    Doe’s breach of contract was not likely to succeed on the merits because IU complied fully with its Student Code and Sexual Misconduct Policy throughout the investigation.  More importantly, Doe’s breach of contract claim was barred by sovereign immunity pursuant to the Eleventh Amendment.

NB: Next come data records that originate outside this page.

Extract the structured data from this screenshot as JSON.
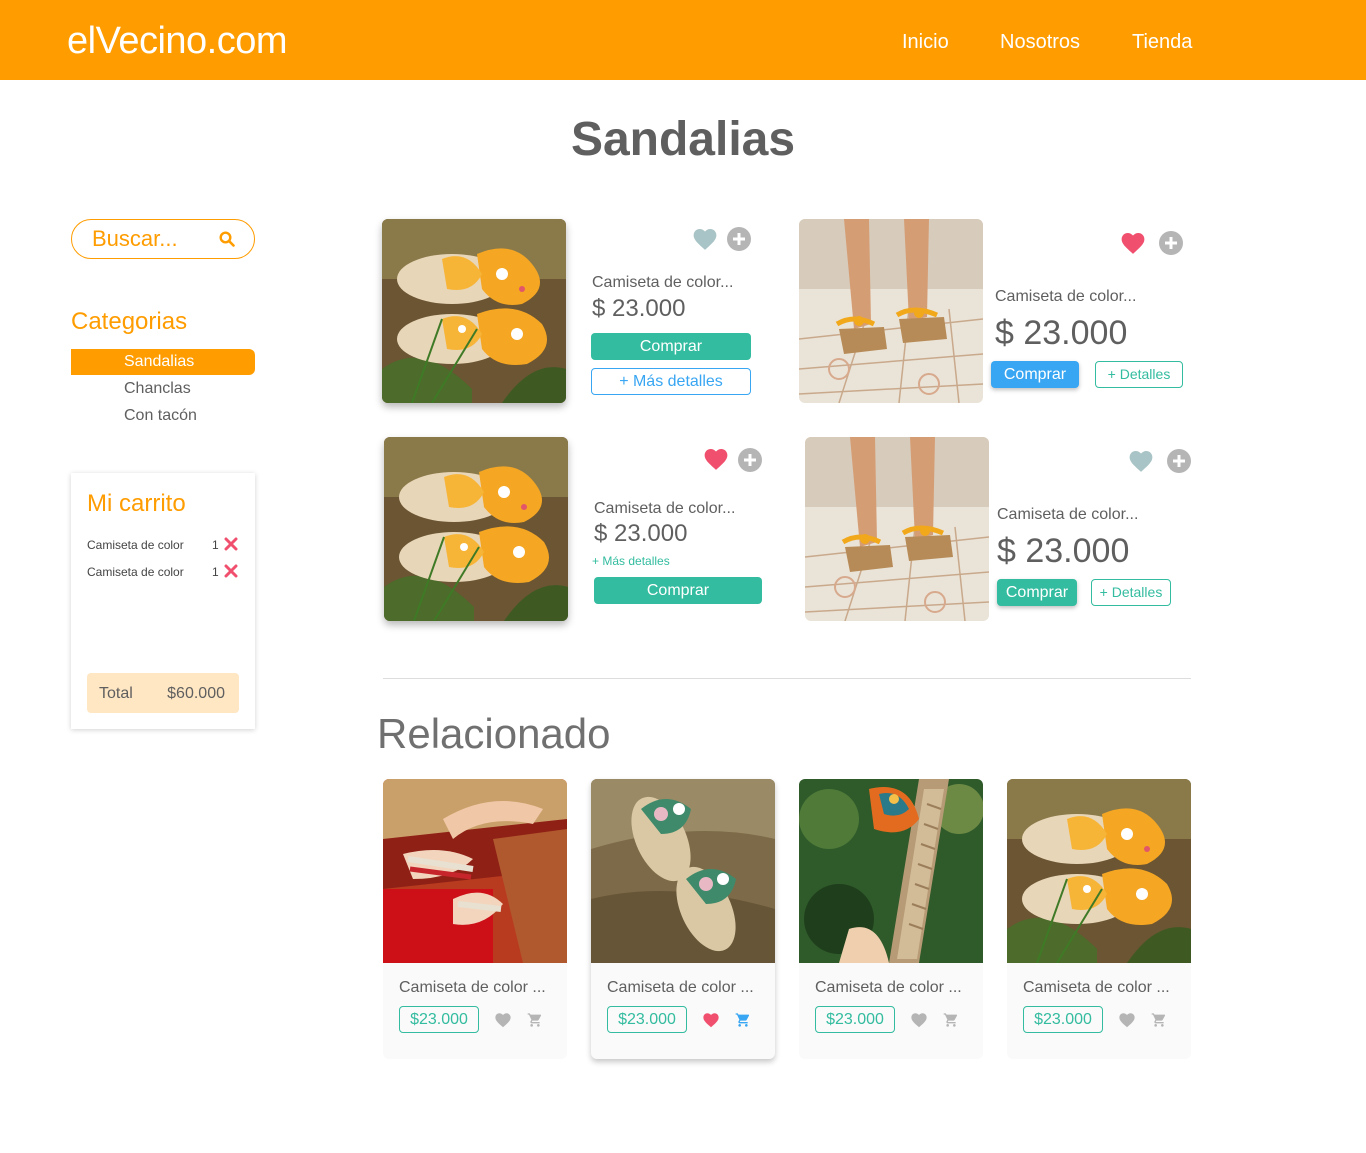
{
  "header": {
    "logo": "elVecino.com",
    "nav": [
      "Inicio",
      "Nosotros",
      "Tienda"
    ]
  },
  "page_title": "Sandalias",
  "sidebar": {
    "search_placeholder": "Buscar...",
    "categories_title": "Categorias",
    "categories": [
      {
        "label": "Sandalias",
        "active": true
      },
      {
        "label": "Chanclas",
        "active": false
      },
      {
        "label": "Con tacón",
        "active": false
      }
    ]
  },
  "cart": {
    "title": "Mi carrito",
    "items": [
      {
        "name": "Camiseta de color",
        "qty": "1"
      },
      {
        "name": "Camiseta de color",
        "qty": "1"
      }
    ],
    "total_label": "Total",
    "total_value": "$60.000"
  },
  "products": [
    {
      "name": "Camiseta de color...",
      "price": "$ 23.000",
      "liked": false,
      "buy_label": "Comprar",
      "details_label": "+ Más detalles",
      "image": "orange-bow-sandals"
    },
    {
      "name": "Camiseta de color...",
      "price": "$ 23.000",
      "liked": true,
      "buy_label": "Comprar",
      "details_label": "+ Detalles",
      "image": "wedge-sandals"
    },
    {
      "name": "Camiseta de color...",
      "price": "$ 23.000",
      "liked": true,
      "buy_label": "Comprar",
      "details_label": "+ Más detalles",
      "image": "orange-bow-sandals"
    },
    {
      "name": "Camiseta de color...",
      "price": "$ 23.000",
      "liked": false,
      "buy_label": "Comprar",
      "details_label": "+ Detalles",
      "image": "wedge-sandals"
    }
  ],
  "related": {
    "title": "Relacionado",
    "items": [
      {
        "name": "Camiseta de color ...",
        "price": "$23.000",
        "liked": false,
        "in_cart": false,
        "image": "red-sandals-on-rug"
      },
      {
        "name": "Camiseta de color ...",
        "price": "$23.000",
        "liked": true,
        "in_cart": true,
        "image": "floral-bow-slides"
      },
      {
        "name": "Camiseta de color ...",
        "price": "$23.000",
        "liked": false,
        "in_cart": false,
        "image": "espadrille-wedge"
      },
      {
        "name": "Camiseta de color ...",
        "price": "$23.000",
        "liked": false,
        "in_cart": false,
        "image": "orange-bow-sandals"
      }
    ]
  },
  "colors": {
    "brand": "#ff9c00",
    "green": "#33bc9f",
    "blue": "#38a6f2",
    "heart_active": "#f0506e",
    "heart_inactive": "#a9c4c6",
    "text": "#5f5f5f"
  }
}
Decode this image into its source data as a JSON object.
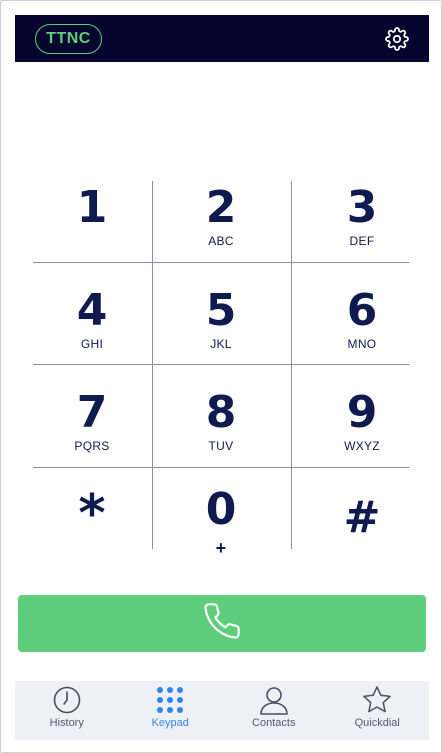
{
  "header": {
    "brand": "TTNC",
    "settings_icon": "gear-icon",
    "background": "#050530",
    "accent": "#5fd07a"
  },
  "keypad": {
    "keys": [
      {
        "digit": "1",
        "letters": ""
      },
      {
        "digit": "2",
        "letters": "ABC"
      },
      {
        "digit": "3",
        "letters": "DEF"
      },
      {
        "digit": "4",
        "letters": "GHI"
      },
      {
        "digit": "5",
        "letters": "JKL"
      },
      {
        "digit": "6",
        "letters": "MNO"
      },
      {
        "digit": "7",
        "letters": "PQRS"
      },
      {
        "digit": "8",
        "letters": "TUV"
      },
      {
        "digit": "9",
        "letters": "WXYZ"
      },
      {
        "digit": "*",
        "letters": ""
      },
      {
        "digit": "0",
        "letters": "+"
      },
      {
        "digit": "#",
        "letters": ""
      }
    ],
    "text_color": "#0f1a4f"
  },
  "call_button": {
    "icon": "phone-icon",
    "color": "#5fce7c"
  },
  "tabbar": {
    "tabs": [
      {
        "label": "History",
        "icon": "clock-icon",
        "active": false
      },
      {
        "label": "Keypad",
        "icon": "keypad-grid-icon",
        "active": true
      },
      {
        "label": "Contacts",
        "icon": "person-icon",
        "active": false
      },
      {
        "label": "Quickdial",
        "icon": "star-icon",
        "active": false
      }
    ],
    "active_color": "#2f86e8"
  }
}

    Doe claimed that IU violated Title IX where IU’s investigation, disciplinary hearing and decision were tainted by gender bias. Doe introduced statistical data to support a showing of gender bias. The Court concluded that none of the evidence supported a showing of gender discrimination or bias. Upon review, the statistical data showed that cases involving female respondents were not analogous to cases of male respondents and did not support a more favorable outcome on the merits for female respondents – all female respondents accepted responsibility for charges and therefore a hearing was not necessary, whereas male respondents did not. Doe also contended that the appeal process was nothing more than a “rubber stamp” of the panel’s decision and suffered the same deficiencies as the original investigation and hearing. However, the Court concluded that Doe did not show a reasonable likelihood of success on the merits because there was a lack of evidence of gender bias or discrimination. John Doe’s Motion for Preliminary Injunction was denied.
    CATEGORY: Discrimination